[[ Dataset excerpts, beginning ]]

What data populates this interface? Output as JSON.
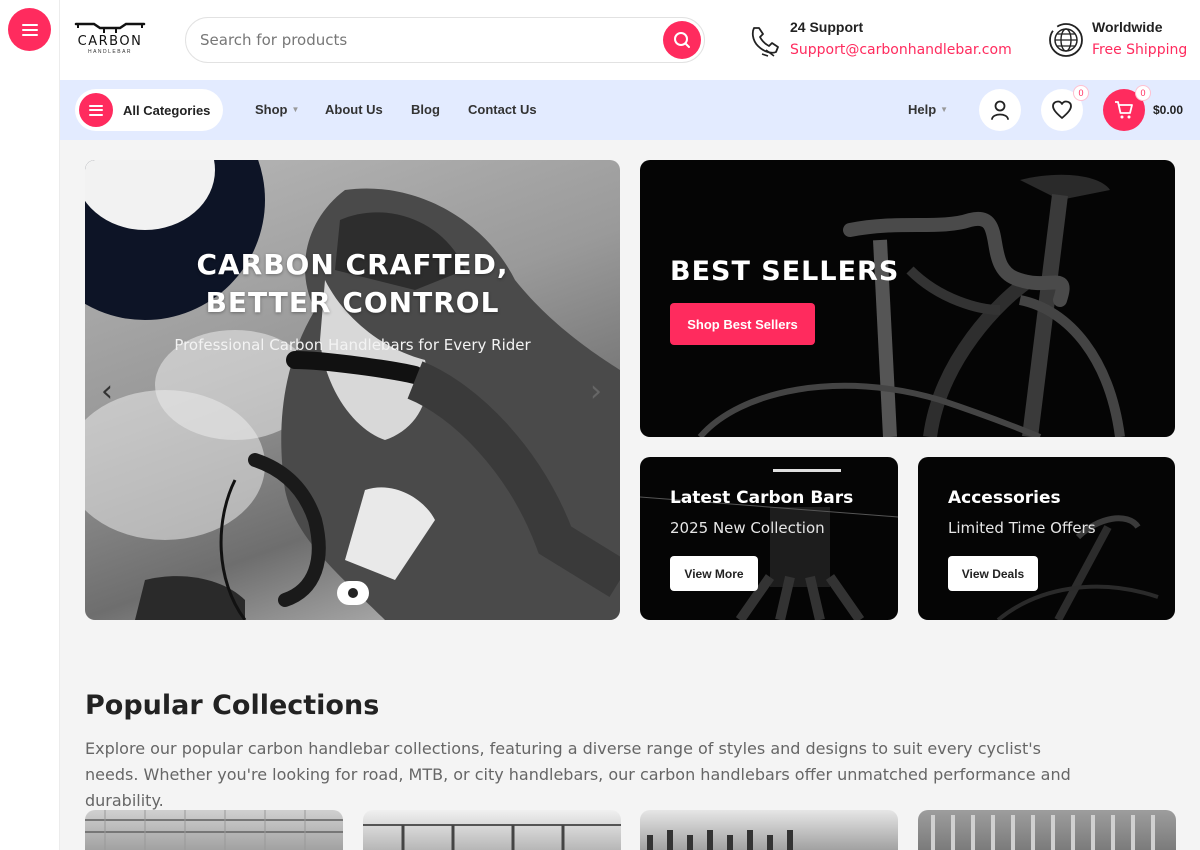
{
  "header": {
    "logo_text": "CARBON",
    "logo_sub": "HANDLEBAR",
    "search_placeholder": "Search for products",
    "support": {
      "title": "24 Support",
      "email": "Support@carbonhandlebar.com"
    },
    "shipping": {
      "title": "Worldwide",
      "subtitle": "Free Shipping"
    }
  },
  "nav": {
    "categories_label": "All Categories",
    "items": [
      "Shop",
      "About Us",
      "Blog",
      "Contact Us"
    ],
    "help_label": "Help",
    "wishlist_count": "0",
    "cart_count": "0",
    "cart_total": "$0.00"
  },
  "hero": {
    "title": "CARBON CRAFTED, BETTER CONTROL",
    "subtitle": "Professional Carbon Handlebars for Every Rider",
    "prev_arrow": "‹",
    "next_arrow": "›"
  },
  "promos": {
    "best_sellers": {
      "title": "BEST SELLERS",
      "button": "Shop Best Sellers"
    },
    "latest": {
      "title": "Latest Carbon Bars",
      "subtitle": "2025 New Collection",
      "button": "View More"
    },
    "accessories": {
      "title": "Accessories",
      "subtitle": "Limited Time Offers",
      "button": "View Deals"
    }
  },
  "collections": {
    "title": "Popular Collections",
    "description": "Explore our popular carbon handlebar collections, featuring a diverse range of styles and designs to suit every cyclist's needs. Whether you're looking for road, MTB, or city handlebars, our carbon handlebars offer unmatched performance and durability."
  },
  "colors": {
    "accent": "#ff2b5e",
    "nav_bg": "#e3ebff",
    "page_bg": "#f4f4f4"
  }
}
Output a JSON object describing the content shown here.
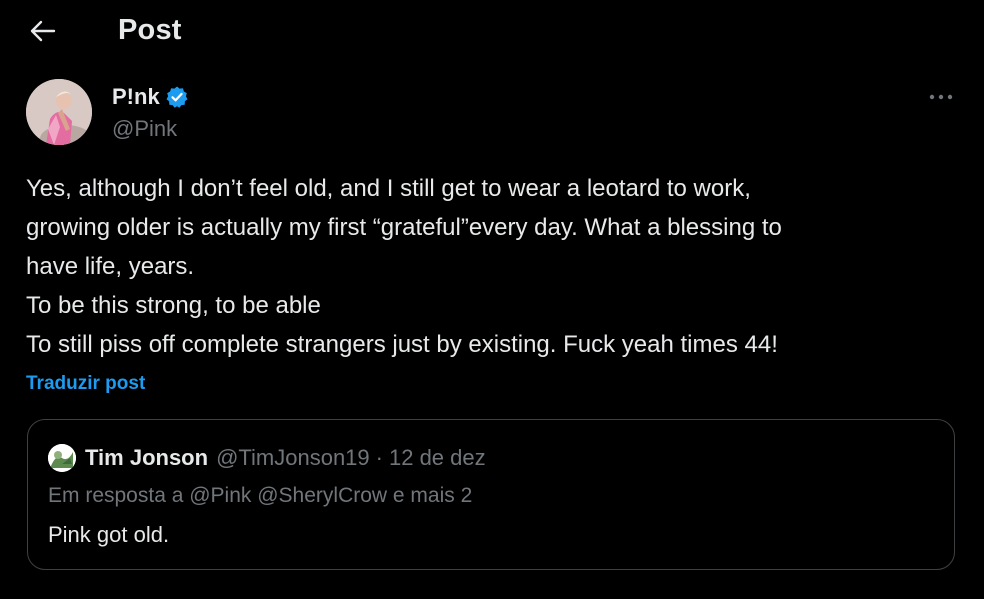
{
  "header": {
    "title": "Post",
    "back_icon": "arrow-left-icon"
  },
  "post": {
    "author_name": "P!nk",
    "author_handle": "@Pink",
    "verified_icon": "verified-badge-icon",
    "more_icon": "more-horizontal-icon",
    "text_lines": [
      "Yes, although I don’t feel old, and I still get to wear a leotard to work,",
      "growing older is actually my first “grateful”every day. What a blessing to",
      "have life, years.",
      "To be this strong, to be able",
      "To still piss off complete strangers just by existing. Fuck yeah times 44!"
    ],
    "translate_label": "Traduzir post"
  },
  "quote": {
    "author_name": "Tim Jonson",
    "author_handle": "@TimJonson19",
    "separator": "·",
    "date": "12 de dez",
    "reply_context": "Em resposta a @Pink @SherylCrow e mais 2",
    "text": "Pink got old."
  },
  "colors": {
    "background": "#000000",
    "text_primary": "#e7e9ea",
    "text_secondary": "#71767b",
    "accent": "#1d9bf0",
    "border": "#3e4144"
  }
}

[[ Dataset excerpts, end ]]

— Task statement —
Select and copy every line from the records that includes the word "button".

— Answer to this problem —
      "button": "Shop Best Sellers"
      "button": "View More"
      "button": "View Deals"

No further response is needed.